NFL Commissioner Paul Tagliabue spoke with the media on Friday and discussed a number of ongoing issues, including the negotiations for a new collective bargaining agreement with the NFL Players Association.
Tagliabue addressed a number of issues related to the Redskins.
During a question-and-answer session with reporters, Tagliabue was asked about the recent trend of NFL teams, including the Redskins, hiring former coordinators to serve as position coaches and whether highly paid coaching staffs could impact the league's competitive balance.
"I think it is becoming an issue in terms of whether we continue to have a level playing field among the teams in the league and in terms of the financial resources some teams have available that others don't," Tagliabue said.
But, he added: "I think the history of the game is replete with coaches who were great when they had people like Bart Starr, Doug Williams, Marcus Allen and Terrell Davis playing for them and then those coaches weren't so good when [those players retired] and there were different players on the field.
"So I'm sure it's something that will be debated for a long time. How much do coaches win football games and how much do higher-paid coaches do better than lower-paid coaches? The jury is still out."
Regarding the use of instant replay, Tagliabue said he expected it to continue despite a number of controversial calls last season. The most notable controversy occurred in the Divisional Playoff game between the Pittsburgh Steelers and Indianapolis Colts when Steelers' safety Troy Polamalu's apparent interception was overturned.
The Redskins also had issues with instant replay last season. In Week 10 at Tampa Bay, it appeared Washington's defense had stopped Bucs' fullback Mike Alstott on a two-point conversion attempt, but replay officials ruled otherwise in a game the Redskins lost 36-35.
Asked if the league would reevaluate the use of replay this offseason, Tagliabue replied: "I don't think so. I think what happened on the Troy Polamalu play, which I guess was the most controversial of all, was something that unfortunately people who understand officiating and people who understand human frailty understood could happen.
"But it's perfectly clear that in an overwhelming number of cases, it eliminates mistaken calls and gives officiating crews the ability to see things they do not see in real time. I think there will be very strong continuing support among coaches and owners for replay."
Tagliabue also commented on the situation with the New Orleans Saints, a franchise that was displaced last season due to Hurricane Katrina. The Saints played split home games between San Antonio and Baton Rouge, La., last season. The league hopes to have the Saints play all eight regular-season games at the Superdome next season.
The Redskins will play the Saints on the road in the 2006 season.
Said Tagliabue: "Our commitment to New Orleans and the region is a multi-year commitment. We know that this year is going to be difficult. We are working very hard to have all eight of the Saints' regular season games played in the Superdome.
"But we have a very short period of time to get all of the renovations done. We really need to get moving on that very quickly. We soon expect to announce some key elements of the Saints' regular season playing schedule and elements of their preseason playing schedule, which will involve games outside of New Orleans and other parts of the Gulf.

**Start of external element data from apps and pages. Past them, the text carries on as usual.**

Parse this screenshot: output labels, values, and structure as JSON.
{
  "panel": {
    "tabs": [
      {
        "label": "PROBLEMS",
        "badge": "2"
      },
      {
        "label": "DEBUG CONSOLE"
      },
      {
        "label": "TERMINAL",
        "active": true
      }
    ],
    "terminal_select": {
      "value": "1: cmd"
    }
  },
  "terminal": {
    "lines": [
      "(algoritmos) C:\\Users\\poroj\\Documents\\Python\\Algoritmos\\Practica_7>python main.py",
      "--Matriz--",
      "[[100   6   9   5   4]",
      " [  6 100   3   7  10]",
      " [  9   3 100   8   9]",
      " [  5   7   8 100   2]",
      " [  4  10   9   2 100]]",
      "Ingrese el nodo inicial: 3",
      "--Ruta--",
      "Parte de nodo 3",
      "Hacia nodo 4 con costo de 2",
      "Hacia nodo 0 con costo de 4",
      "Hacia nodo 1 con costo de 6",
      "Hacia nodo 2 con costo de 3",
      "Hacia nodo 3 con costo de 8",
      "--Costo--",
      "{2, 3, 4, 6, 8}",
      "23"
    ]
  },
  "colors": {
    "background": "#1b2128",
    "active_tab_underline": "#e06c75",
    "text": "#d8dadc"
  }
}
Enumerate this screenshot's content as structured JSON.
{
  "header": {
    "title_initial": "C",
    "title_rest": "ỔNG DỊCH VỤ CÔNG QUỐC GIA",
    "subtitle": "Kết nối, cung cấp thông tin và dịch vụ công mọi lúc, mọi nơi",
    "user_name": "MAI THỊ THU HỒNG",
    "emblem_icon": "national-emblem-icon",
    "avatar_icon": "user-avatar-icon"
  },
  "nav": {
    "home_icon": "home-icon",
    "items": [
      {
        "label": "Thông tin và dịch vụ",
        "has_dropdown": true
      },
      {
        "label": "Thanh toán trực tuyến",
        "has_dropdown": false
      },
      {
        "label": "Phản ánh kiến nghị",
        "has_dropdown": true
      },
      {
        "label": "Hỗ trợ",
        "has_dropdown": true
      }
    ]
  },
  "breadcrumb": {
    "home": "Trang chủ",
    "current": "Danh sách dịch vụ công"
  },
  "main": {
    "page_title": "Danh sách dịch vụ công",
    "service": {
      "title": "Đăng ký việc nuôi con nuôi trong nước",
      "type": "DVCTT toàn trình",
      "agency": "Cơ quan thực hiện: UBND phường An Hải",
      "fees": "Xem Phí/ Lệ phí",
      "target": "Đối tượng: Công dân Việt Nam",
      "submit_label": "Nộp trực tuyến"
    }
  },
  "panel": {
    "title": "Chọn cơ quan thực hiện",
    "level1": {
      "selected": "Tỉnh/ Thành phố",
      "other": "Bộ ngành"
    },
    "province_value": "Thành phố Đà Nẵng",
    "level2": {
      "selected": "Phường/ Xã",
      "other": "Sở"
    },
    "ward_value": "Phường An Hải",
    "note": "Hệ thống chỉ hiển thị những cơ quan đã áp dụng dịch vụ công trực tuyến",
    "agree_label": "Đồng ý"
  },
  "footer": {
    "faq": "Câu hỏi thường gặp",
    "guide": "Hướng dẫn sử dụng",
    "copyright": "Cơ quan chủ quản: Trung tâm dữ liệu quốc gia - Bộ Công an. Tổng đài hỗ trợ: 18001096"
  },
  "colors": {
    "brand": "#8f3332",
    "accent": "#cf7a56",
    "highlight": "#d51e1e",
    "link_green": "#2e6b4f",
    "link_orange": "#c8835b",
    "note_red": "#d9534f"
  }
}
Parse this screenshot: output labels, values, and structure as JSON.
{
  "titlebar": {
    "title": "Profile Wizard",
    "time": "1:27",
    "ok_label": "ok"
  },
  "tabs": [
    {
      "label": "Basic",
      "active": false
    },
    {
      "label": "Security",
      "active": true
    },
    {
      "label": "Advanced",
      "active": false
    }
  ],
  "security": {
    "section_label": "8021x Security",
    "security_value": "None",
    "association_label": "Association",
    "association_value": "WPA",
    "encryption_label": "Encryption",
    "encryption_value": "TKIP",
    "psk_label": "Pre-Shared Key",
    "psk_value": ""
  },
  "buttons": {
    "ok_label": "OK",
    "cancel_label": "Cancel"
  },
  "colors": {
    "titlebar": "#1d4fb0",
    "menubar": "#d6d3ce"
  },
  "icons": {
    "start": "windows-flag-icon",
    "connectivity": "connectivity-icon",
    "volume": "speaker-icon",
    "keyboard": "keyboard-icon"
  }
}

"In the next couple of weeks, we expect to announce a first-of-its-kind business council to support the Saints. I think the business people in New Orleans can see that the team coming back can be a magnet for other businesses and be a symbol of resilience and vitality. I think we have a very good shot at making it work, although this year will be tough."
On negotiations for a new collective bargaining agreement between the league and the NFL Players Associations, Tagliabue was not optimistic.
"I don't think the negotiations are going very well," Tagliabue said. "I think that there needs to be an additional dose of reality on both sides of the table. I think that, to some degree, positions are hardening when they shouldn't be hardening.
"We have serious economic issues that we have to address and resolve. We have some serious system issues--performance-based pay, rookie pool and other related issues--that we need to resolve."